In London, they're breathlessly anticipating a royal bundle of joy. Here in the capital of the former colonies, we await the blooming of a gigantic flower that smells like rotting meat. Because that's how we do. [The Washington Post]
Florenceville-Bristol produces about a third of the world's frozen french fries. So, of course, this tater town celebrated National French Fry Day over the weekend. A huge portrait of the town's covered bridge was unveiled. It was made from 5,700 fries.
It's MORNING EDITION from NPR News. Good morning. I'm David Greene.
RENEE MONTAGNE, HOST:
And I'm Renee Montagne.
The weekend was marked by demonstrations across the country after the not guilty verdict in the George Zimmerman case was announced. A Florida jury's acquittal of Zimmerman for shooting teenager Trayvon Martin may not mean the end of this legal odyssey. Benjamin Jealous of the NAACP is among those who called on the U.S. Justice Department to bring a federal civil rights case.
In the Quebec town of Lac-Megantic, a grim search continues this morning amid the ash and debris left after a train carrying oil crashed into the town. As investigators try to figure out what caused the fiery accident, the question has emerged across the border: Could the same thing happen here in the U.S.? NPR's Jeff Brady reports.
And let's talk about another kind of tragedy: natural disasters. Severe storms seem to becoming more frequently, and this is raising questions once again about the wisdom of building in coastal flood-prone areas. It's an issue for private builders and public officials, like city leaders in Norwalk, Connecticut. They want to upgrade and old housing project in a flood plain using federal dollars. From WSHU, Kaomi Goetz has that story.
Over the weekend, a jury in Sanford, Fla., found George Zimmerman not guilty of charges that he committed murder or manslaughter in the death of unarmed teenager Trayvon Martin. While it closed a criminal case the nation has followed for nearly a year and a half, it's adding to the conversation about race and equal justice.
Three well-known track and field athletes from the United States and Jamaica have tested positive for banned substances.
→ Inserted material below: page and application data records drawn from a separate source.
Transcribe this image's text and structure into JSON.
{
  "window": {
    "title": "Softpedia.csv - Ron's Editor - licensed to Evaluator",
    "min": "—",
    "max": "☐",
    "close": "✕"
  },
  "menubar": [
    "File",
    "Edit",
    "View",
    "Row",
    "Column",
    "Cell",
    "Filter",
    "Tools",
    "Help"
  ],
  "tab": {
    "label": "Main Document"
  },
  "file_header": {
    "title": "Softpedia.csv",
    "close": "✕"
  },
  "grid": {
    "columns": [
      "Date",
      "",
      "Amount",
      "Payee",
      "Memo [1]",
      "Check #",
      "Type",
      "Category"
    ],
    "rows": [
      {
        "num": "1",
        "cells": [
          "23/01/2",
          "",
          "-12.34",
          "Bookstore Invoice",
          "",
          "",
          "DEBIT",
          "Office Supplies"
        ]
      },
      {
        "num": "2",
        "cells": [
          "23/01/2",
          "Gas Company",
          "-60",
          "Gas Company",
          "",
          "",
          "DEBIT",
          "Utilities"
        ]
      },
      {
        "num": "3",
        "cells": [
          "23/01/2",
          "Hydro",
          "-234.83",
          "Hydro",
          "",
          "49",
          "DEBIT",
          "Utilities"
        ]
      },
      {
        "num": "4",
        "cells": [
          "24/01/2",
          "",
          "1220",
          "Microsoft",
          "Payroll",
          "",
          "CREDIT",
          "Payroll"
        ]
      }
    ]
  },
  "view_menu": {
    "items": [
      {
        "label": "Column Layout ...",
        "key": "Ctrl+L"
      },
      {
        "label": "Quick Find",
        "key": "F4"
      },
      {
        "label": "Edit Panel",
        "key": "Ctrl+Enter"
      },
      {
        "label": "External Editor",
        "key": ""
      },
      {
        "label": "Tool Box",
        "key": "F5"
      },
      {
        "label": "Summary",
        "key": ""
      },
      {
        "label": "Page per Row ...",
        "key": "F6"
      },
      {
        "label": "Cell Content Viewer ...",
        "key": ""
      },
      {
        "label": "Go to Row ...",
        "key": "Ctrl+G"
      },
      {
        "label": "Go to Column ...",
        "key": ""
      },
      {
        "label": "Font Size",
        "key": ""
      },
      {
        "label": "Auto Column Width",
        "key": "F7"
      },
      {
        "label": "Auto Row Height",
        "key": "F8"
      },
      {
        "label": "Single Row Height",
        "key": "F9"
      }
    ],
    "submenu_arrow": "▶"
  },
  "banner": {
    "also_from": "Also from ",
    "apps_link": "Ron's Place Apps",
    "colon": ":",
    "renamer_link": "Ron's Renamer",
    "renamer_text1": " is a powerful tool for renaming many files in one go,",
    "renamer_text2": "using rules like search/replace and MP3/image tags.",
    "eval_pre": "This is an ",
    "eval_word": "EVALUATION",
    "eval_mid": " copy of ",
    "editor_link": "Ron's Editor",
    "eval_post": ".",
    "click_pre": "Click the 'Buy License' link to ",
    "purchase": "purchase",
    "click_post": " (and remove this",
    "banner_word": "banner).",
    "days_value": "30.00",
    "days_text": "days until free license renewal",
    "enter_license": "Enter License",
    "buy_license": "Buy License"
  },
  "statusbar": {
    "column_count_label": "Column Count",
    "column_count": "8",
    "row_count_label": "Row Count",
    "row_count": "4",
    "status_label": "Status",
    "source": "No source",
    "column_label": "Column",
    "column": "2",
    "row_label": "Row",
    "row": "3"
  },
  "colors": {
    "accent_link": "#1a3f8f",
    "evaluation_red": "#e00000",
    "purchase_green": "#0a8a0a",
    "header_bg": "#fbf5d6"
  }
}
One of the athletes who came forward Sunday was Tyson Gay, one of the world's top sprinters over the last 10 years.
There has been a lot of political reaction to the George Zimmerman verdict, announced Saturday night in Sanford, Fla. Also in the news, it appears the Senate is headed toward a historic vote on changing filibuster rules.